### EXERCISE AIM
Copy the entries below exactly. Images do not belong in the copy.
- - - -
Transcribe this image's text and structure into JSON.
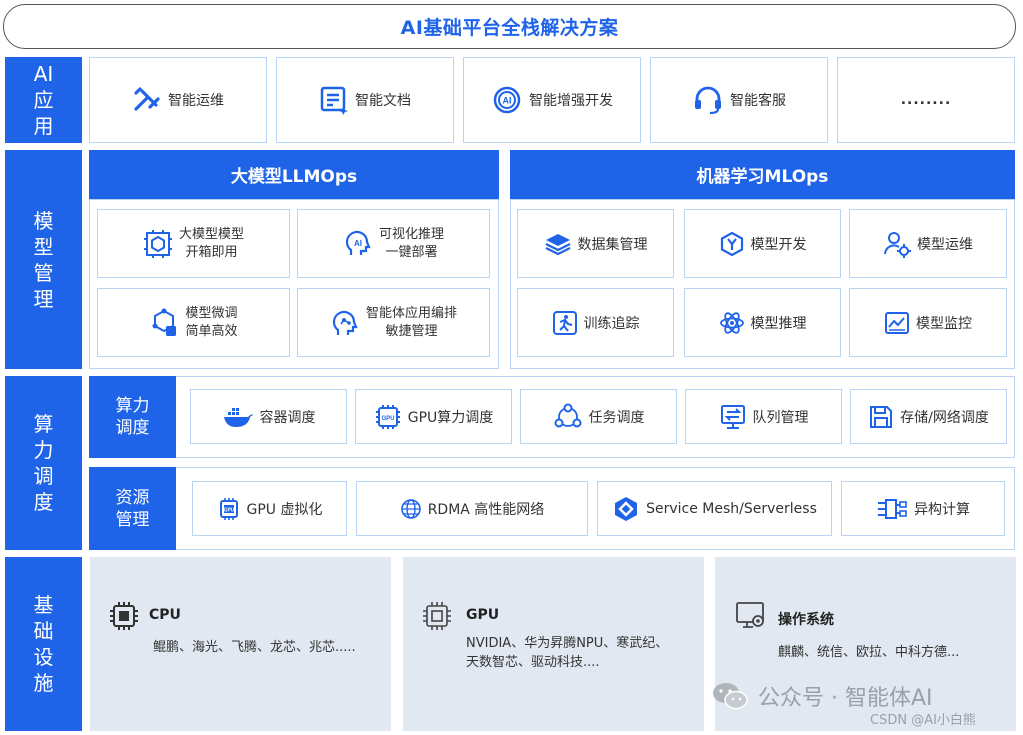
{
  "title": "AI基础平台全栈解决方案",
  "rows": {
    "ai_app": "AI应用",
    "model_mgmt": "模型管理",
    "compute": "算力调度",
    "infra": "基础设施"
  },
  "ai_apps": [
    "智能运维",
    "智能文档",
    "智能增强开发",
    "智能客服",
    "........"
  ],
  "llmops": {
    "header": "大模型LLMOps",
    "items": [
      {
        "line1": "大模型模型",
        "line2": "开箱即用"
      },
      {
        "line1": "可视化推理",
        "line2": "一键部署"
      },
      {
        "line1": "模型微调",
        "line2": "简单高效"
      },
      {
        "line1": "智能体应用编排",
        "line2": "敏捷管理"
      }
    ]
  },
  "mlops": {
    "header": "机器学习MLOps",
    "items": [
      "数据集管理",
      "模型开发",
      "模型运维",
      "训练追踪",
      "模型推理",
      "模型监控"
    ]
  },
  "scheduling": {
    "label": "算力调度",
    "items": [
      "容器调度",
      "GPU算力调度",
      "任务调度",
      "队列管理",
      "存储/网络调度"
    ]
  },
  "resources": {
    "label": "资源管理",
    "items": [
      "GPU 虚拟化",
      "RDMA 高性能网络",
      "Service Mesh/Serverless",
      "异构计算"
    ]
  },
  "infra": {
    "cpu": {
      "title": "CPU",
      "text": "鲲鹏、海光、飞腾、龙芯、兆芯....."
    },
    "gpu": {
      "title": "GPU",
      "line1": "NVIDIA、华为昇腾NPU、寒武纪、",
      "line2": "天数智芯、驱动科技...."
    },
    "os": {
      "title": "操作系统",
      "text": "麒麟、统信、欧拉、中科方德..."
    }
  },
  "watermark": {
    "main": "公众号 · 智能体AI",
    "sub": "CSDN @AI小白熊"
  },
  "colors": {
    "accent": "#1f64e8",
    "border": "#b9d4f3",
    "infra_bg": "#e2e8f1"
  }
}
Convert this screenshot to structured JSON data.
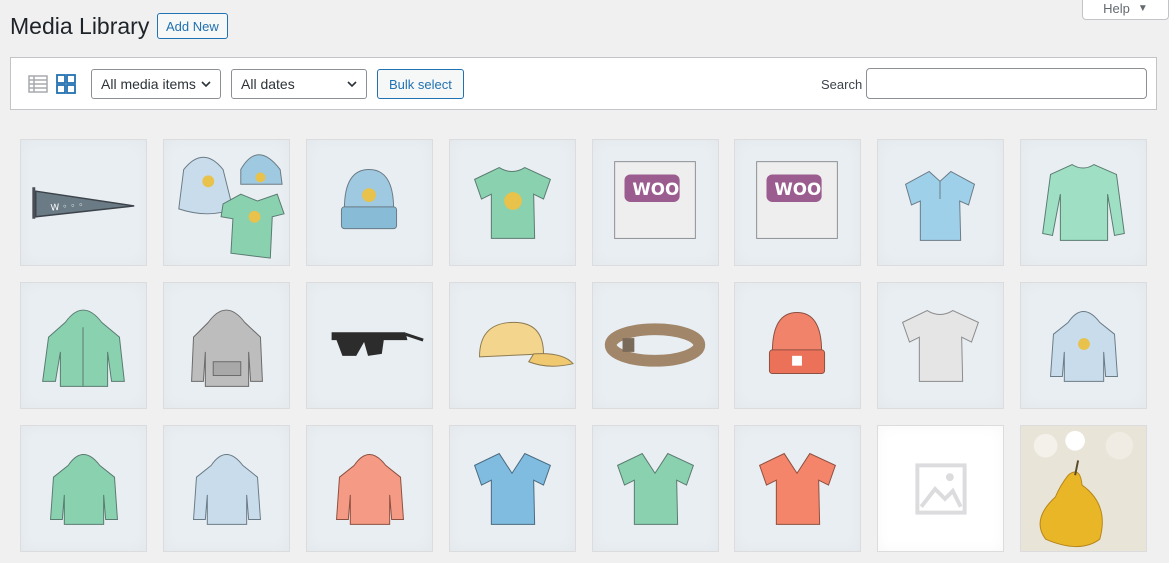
{
  "help": {
    "label": "Help",
    "caret": "▼"
  },
  "header": {
    "title": "Media Library",
    "add_new_label": "Add New"
  },
  "toolbar": {
    "type_filter": "All media items",
    "date_filter": "All dates",
    "bulk_select_label": "Bulk select",
    "search_label": "Search",
    "search_value": ""
  },
  "colors": {
    "accent": "#2271b1",
    "background": "#f0f0f1",
    "tile": "#e9eef2"
  },
  "media_items": [
    {
      "icon": "pennant-image"
    },
    {
      "icon": "hoodie-beanie-tshirt-image"
    },
    {
      "icon": "beanie-image"
    },
    {
      "icon": "tshirt-logo-image"
    },
    {
      "icon": "woo-single-image"
    },
    {
      "icon": "woo-album-image"
    },
    {
      "icon": "polo-image"
    },
    {
      "icon": "long-sleeve-image"
    },
    {
      "icon": "hoodie-zip-image"
    },
    {
      "icon": "hoodie-gray-image"
    },
    {
      "icon": "sunglasses-image"
    },
    {
      "icon": "cap-image"
    },
    {
      "icon": "belt-image"
    },
    {
      "icon": "beanie-orange-image"
    },
    {
      "icon": "tshirt-gray-image"
    },
    {
      "icon": "hoodie-logo-image"
    },
    {
      "icon": "hoodie-green-image"
    },
    {
      "icon": "hoodie-blue-image"
    },
    {
      "icon": "hoodie-red-image"
    },
    {
      "icon": "vneck-blue-image"
    },
    {
      "icon": "vneck-green-image"
    },
    {
      "icon": "vneck-red-image"
    },
    {
      "icon": "placeholder-image"
    },
    {
      "icon": "pear-photo-image"
    }
  ]
}
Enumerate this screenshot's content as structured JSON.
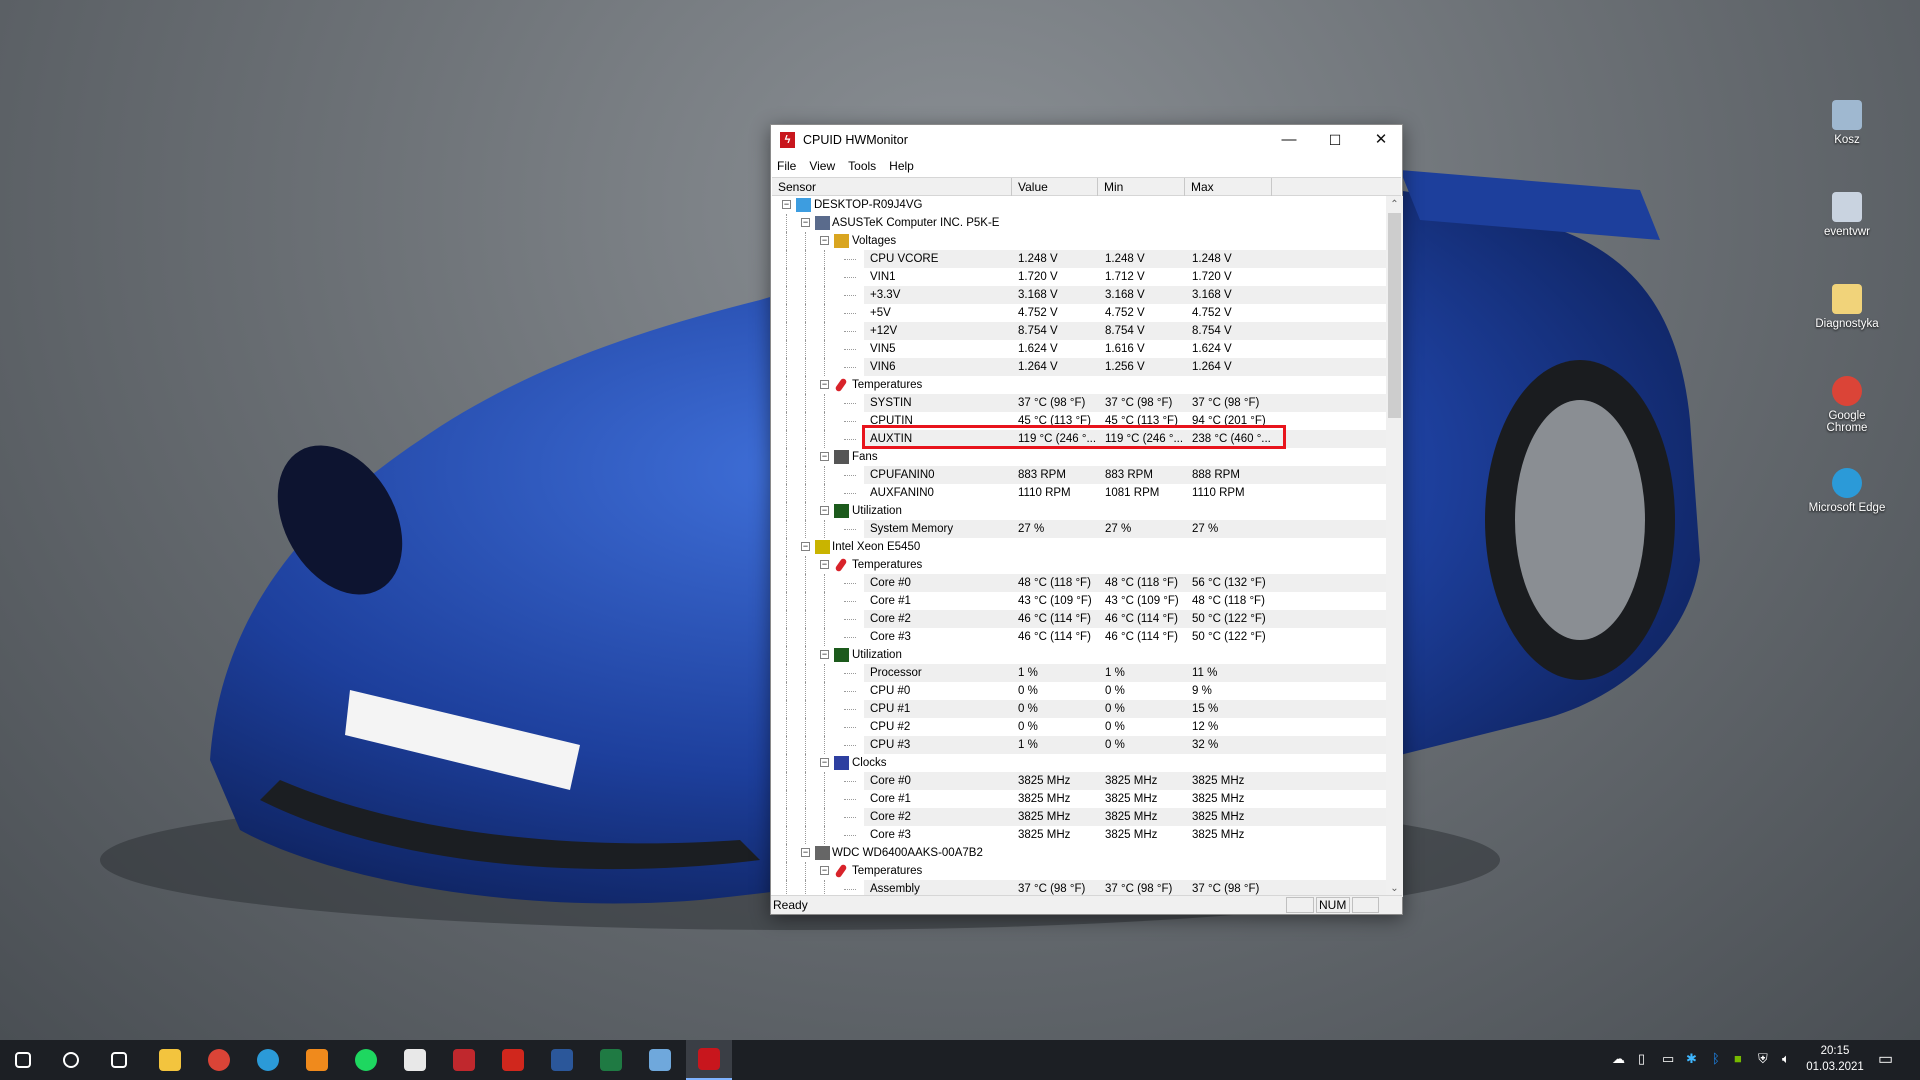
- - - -
### ANSWER SPACE
Transcribe this image's text and structure into JSON.
{
  "title": "AI基础平台全栈解决方案",
  "rows": {
    "ai_app": "AI应用",
    "model_mgmt": "模型管理",
    "compute": "算力调度",
    "infra": "基础设施"
  },
  "ai_apps": [
    "智能运维",
    "智能文档",
    "智能增强开发",
    "智能客服",
    "........"
  ],
  "llmops": {
    "header": "大模型LLMOps",
    "items": [
      {
        "line1": "大模型模型",
        "line2": "开箱即用"
      },
      {
        "line1": "可视化推理",
        "line2": "一键部署"
      },
      {
        "line1": "模型微调",
        "line2": "简单高效"
      },
      {
        "line1": "智能体应用编排",
        "line2": "敏捷管理"
      }
    ]
  },
  "mlops": {
    "header": "机器学习MLOps",
    "items": [
      "数据集管理",
      "模型开发",
      "模型运维",
      "训练追踪",
      "模型推理",
      "模型监控"
    ]
  },
  "scheduling": {
    "label": "算力调度",
    "items": [
      "容器调度",
      "GPU算力调度",
      "任务调度",
      "队列管理",
      "存储/网络调度"
    ]
  },
  "resources": {
    "label": "资源管理",
    "items": [
      "GPU 虚拟化",
      "RDMA 高性能网络",
      "Service Mesh/Serverless",
      "异构计算"
    ]
  },
  "infra": {
    "cpu": {
      "title": "CPU",
      "text": "鲲鹏、海光、飞腾、龙芯、兆芯....."
    },
    "gpu": {
      "title": "GPU",
      "line1": "NVIDIA、华为昇腾NPU、寒武纪、",
      "line2": "天数智芯、驱动科技...."
    },
    "os": {
      "title": "操作系统",
      "text": "麒麟、统信、欧拉、中科方德..."
    }
  },
  "watermark": {
    "main": "公众号 · 智能体AI",
    "sub": "CSDN @AI小白熊"
  },
  "colors": {
    "accent": "#1f64e8",
    "border": "#b9d4f3",
    "infra_bg": "#e2e8f1"
  }
}
Convert this screenshot to structured JSON data.
{
  "help": {
    "label": "Help",
    "caret": "▼"
  },
  "header": {
    "title": "Media Library",
    "add_new_label": "Add New"
  },
  "toolbar": {
    "type_filter": "All media items",
    "date_filter": "All dates",
    "bulk_select_label": "Bulk select",
    "search_label": "Search",
    "search_value": ""
  },
  "colors": {
    "accent": "#2271b1",
    "background": "#f0f0f1",
    "tile": "#e9eef2"
  },
  "media_items": [
    {
      "icon": "pennant-image"
    },
    {
      "icon": "hoodie-beanie-tshirt-image"
    },
    {
      "icon": "beanie-image"
    },
    {
      "icon": "tshirt-logo-image"
    },
    {
      "icon": "woo-single-image"
    },
    {
      "icon": "woo-album-image"
    },
    {
      "icon": "polo-image"
    },
    {
      "icon": "long-sleeve-image"
    },
    {
      "icon": "hoodie-zip-image"
    },
    {
      "icon": "hoodie-gray-image"
    },
    {
      "icon": "sunglasses-image"
    },
    {
      "icon": "cap-image"
    },
    {
      "icon": "belt-image"
    },
    {
      "icon": "beanie-orange-image"
    },
    {
      "icon": "tshirt-gray-image"
    },
    {
      "icon": "hoodie-logo-image"
    },
    {
      "icon": "hoodie-green-image"
    },
    {
      "icon": "hoodie-blue-image"
    },
    {
      "icon": "hoodie-red-image"
    },
    {
      "icon": "vneck-blue-image"
    },
    {
      "icon": "vneck-green-image"
    },
    {
      "icon": "vneck-red-image"
    },
    {
      "icon": "placeholder-image"
    },
    {
      "icon": "pear-photo-image"
    }
  ]
}
Enumerate this screenshot's content as structured JSON.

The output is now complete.